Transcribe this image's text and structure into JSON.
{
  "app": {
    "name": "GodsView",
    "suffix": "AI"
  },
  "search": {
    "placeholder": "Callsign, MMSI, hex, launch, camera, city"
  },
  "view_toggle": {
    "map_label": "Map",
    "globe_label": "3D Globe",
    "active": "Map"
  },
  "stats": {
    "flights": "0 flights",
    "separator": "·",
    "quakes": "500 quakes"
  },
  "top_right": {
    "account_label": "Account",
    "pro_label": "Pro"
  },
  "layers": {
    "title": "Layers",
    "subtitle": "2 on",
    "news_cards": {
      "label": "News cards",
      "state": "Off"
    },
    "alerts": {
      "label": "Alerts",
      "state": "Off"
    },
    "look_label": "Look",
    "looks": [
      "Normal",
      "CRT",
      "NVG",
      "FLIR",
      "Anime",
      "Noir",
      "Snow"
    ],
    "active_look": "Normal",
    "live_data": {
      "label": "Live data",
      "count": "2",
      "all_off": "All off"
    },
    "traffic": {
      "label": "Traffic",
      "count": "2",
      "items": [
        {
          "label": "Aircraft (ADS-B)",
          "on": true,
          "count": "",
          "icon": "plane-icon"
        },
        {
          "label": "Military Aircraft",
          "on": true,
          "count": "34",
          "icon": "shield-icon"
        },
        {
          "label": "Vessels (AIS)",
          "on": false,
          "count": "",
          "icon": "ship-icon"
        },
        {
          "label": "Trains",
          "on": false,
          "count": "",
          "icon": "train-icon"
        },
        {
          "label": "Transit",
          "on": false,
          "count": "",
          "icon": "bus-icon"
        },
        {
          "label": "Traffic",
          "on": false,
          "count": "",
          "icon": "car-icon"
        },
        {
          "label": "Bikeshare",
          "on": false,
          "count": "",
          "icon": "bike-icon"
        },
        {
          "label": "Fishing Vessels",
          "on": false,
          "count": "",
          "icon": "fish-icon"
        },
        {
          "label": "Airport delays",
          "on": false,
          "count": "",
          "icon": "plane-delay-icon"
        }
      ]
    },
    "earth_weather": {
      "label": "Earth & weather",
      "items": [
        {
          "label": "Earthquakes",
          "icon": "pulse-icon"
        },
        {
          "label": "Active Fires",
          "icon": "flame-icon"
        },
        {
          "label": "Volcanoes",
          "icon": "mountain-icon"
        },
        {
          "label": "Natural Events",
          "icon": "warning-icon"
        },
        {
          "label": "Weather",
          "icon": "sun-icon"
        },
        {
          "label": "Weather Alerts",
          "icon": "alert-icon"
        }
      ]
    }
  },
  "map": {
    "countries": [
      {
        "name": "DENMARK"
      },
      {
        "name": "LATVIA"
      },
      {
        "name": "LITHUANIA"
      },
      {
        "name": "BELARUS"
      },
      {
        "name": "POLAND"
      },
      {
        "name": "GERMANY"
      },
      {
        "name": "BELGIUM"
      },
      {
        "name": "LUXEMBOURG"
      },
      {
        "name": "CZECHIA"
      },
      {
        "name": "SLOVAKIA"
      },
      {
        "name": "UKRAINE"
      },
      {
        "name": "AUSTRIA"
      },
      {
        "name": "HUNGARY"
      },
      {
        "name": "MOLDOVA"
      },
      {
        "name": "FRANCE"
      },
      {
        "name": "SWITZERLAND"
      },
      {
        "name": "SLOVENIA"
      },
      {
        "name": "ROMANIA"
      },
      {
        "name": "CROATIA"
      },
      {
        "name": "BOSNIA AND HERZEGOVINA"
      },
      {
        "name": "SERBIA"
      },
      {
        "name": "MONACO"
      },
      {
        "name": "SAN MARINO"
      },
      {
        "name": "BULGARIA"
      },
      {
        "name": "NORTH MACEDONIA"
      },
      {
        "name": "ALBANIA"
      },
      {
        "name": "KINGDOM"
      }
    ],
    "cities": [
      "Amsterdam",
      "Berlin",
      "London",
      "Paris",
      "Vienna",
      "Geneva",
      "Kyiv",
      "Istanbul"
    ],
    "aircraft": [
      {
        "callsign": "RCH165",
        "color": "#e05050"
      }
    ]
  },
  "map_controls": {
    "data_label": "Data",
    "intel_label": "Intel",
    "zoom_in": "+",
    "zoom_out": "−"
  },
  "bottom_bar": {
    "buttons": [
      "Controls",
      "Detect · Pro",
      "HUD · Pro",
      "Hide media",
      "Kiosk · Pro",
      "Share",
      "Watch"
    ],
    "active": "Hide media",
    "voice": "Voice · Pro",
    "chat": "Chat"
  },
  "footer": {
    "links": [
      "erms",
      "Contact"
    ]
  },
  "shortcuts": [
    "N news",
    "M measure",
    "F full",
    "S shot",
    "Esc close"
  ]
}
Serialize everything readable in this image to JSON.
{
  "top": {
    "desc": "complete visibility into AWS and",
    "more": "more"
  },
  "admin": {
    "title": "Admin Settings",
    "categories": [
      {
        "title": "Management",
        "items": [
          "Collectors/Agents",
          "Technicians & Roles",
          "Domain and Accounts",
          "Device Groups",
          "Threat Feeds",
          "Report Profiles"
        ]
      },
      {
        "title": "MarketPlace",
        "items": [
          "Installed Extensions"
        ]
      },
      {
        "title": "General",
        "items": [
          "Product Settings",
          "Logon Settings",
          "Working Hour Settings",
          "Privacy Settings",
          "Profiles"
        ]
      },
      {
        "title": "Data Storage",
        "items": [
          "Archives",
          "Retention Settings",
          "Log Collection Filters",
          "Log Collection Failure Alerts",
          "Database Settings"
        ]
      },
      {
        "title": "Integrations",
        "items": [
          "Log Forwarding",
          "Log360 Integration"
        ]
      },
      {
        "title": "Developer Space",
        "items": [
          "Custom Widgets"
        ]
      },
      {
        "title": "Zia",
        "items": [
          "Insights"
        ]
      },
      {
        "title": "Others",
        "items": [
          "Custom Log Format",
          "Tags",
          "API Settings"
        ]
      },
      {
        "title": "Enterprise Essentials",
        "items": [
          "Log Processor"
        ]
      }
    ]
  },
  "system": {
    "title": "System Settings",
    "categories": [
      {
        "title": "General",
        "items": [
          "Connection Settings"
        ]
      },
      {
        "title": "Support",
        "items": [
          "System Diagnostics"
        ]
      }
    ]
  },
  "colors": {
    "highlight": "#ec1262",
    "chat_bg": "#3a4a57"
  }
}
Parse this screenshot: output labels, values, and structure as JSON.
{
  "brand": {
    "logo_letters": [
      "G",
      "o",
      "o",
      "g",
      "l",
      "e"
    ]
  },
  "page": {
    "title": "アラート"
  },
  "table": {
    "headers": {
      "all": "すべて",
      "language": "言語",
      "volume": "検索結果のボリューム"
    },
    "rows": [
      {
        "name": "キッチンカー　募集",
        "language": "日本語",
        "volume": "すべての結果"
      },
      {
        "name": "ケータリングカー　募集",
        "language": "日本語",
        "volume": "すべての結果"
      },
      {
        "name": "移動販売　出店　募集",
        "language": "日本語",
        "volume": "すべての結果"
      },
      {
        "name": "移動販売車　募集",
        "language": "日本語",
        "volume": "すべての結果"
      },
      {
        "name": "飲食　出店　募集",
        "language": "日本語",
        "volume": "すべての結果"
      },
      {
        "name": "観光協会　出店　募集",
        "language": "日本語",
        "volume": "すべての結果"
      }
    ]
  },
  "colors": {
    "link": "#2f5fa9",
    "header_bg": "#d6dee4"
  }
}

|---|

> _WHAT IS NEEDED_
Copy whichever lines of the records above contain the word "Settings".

> _RESULT FOR THIS EXERCISE_
    "title": "Admin Settings",
          "Product Settings",
          "Logon Settings",
          "Working Hour Settings",
          "Privacy Settings",
          "Retention Settings",
          "Database Settings"
          "API Settings"
    "title": "System Settings",
          "Connection Settings"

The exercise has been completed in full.